            Add to to that the yearly fee is almost the amount that the stock increased since receiving it. So that would be a loss in itself back to original worth.  Or after a year of monthly fees you'd be down to nothing almost.

             

            Thats just my theory.

              • artart

                Re: Looks like I'll sell my one share of TMUS

                snn_555 wrote:

                 

                I can't help but to wonder if this was by design to get customers with idle shares to sell and get those shares into the hands of serious traders to boost the numbers a bit and spur more trading activity.

                 

                Afterall. Non traders are more apt to sit on a stock and let it rise or most might even have forgotten about their handful of shares until they received the email notice.

                 

                Add to to that the yearly fee is almost the amount that the stock increased since receiving it. So that would be a loss in itself back to original worth. Or after a year of monthly fees you'd be down to nothing almost.

                 

                Thats just my theory.

                Hi snn_555

                Without a doubt, charging "maintainence fees"

                to be able to hold a small amount of T-Mo stock is counter productive to the whole point of having customers own stock in the company.

                 

                Usually a person who holds stock in a company

                will endeavor to promote that company to his friends, acquaintances, and casual contacts. I thought that it was a brilliant idea on T-Mo's part to provide customers with single shares of stock. The cost of maintaining those shares should be born by T-Mobile as part of its overall marketing strategy. Charging customers fees to maintain their one or two shares of T-Mo is like charging a customer a fee in order to say to his friends, "I like T-Mobile so much that I own stock in the company".

                 

                Charging fees to own token or symbolic shares of T-Mobile stock,

                is counter productive to T-Mobile's overall growth strategy. Fact is T-Mo should have a stock option plan for customers, based on a customer's annual spending and length of service. Now that would be a worthwhile promotion that would tie customers to T-Mobile for life.

                 

                Someone at T-Mobile had a "brilliant idea" about how to make more money.

                "Lets charge fees" to continue to own "free shares" of T-Mo stock

                 

                The whole purpose of owning stock is to make money.

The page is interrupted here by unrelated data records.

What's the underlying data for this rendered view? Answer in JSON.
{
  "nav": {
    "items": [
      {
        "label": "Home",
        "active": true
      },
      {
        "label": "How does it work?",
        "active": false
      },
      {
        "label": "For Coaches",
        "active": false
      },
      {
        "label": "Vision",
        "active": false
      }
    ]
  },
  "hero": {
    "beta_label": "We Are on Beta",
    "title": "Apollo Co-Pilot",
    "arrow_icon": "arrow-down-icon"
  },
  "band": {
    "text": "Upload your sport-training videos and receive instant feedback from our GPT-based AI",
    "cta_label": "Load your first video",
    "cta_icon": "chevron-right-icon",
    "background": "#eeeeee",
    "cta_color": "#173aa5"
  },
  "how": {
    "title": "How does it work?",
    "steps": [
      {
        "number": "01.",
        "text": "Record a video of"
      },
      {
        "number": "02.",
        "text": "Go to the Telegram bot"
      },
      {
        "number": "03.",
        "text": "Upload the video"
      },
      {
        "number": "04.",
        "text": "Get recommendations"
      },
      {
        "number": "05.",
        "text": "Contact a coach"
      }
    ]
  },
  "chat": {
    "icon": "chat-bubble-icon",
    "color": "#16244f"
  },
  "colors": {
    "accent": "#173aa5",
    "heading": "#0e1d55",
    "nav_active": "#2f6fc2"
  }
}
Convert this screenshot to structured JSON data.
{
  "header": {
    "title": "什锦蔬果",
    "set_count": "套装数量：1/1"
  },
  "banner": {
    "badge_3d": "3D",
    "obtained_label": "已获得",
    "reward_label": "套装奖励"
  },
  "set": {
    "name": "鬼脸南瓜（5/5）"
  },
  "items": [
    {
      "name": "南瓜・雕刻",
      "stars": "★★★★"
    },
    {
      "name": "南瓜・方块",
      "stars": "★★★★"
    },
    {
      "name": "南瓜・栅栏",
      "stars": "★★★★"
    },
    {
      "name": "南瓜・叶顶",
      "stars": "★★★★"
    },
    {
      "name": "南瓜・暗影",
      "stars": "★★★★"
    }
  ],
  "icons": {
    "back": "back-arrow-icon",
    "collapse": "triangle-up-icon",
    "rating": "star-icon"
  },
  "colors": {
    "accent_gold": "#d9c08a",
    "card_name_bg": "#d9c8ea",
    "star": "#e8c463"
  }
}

                If the value of a stock is going  to go down or the cost of owning the stock is going up, it is time to sell. As customers and former shareholders, we can then say, "I used to own T-Mobile stock, but it was no longer profitable."

                 

                Art

                • drnewcomb2

                  Re: Looks like I'll sell my one share of TMUS

                  A good idea with very poor execution. I can't imagine any reason why T-Mobile would give me a share of stock then turn around and essentially force me to sell it or be nickeled and dimed to death by service fees. How could this possibly be to their benefit? I was forced to either have Loyal3 sell the stock or transfer it to my investment broker where if I eventually sold it, I'd face their fee for the trade. In the end taking the short-term gain and paying the income tax was the lesser of two evils.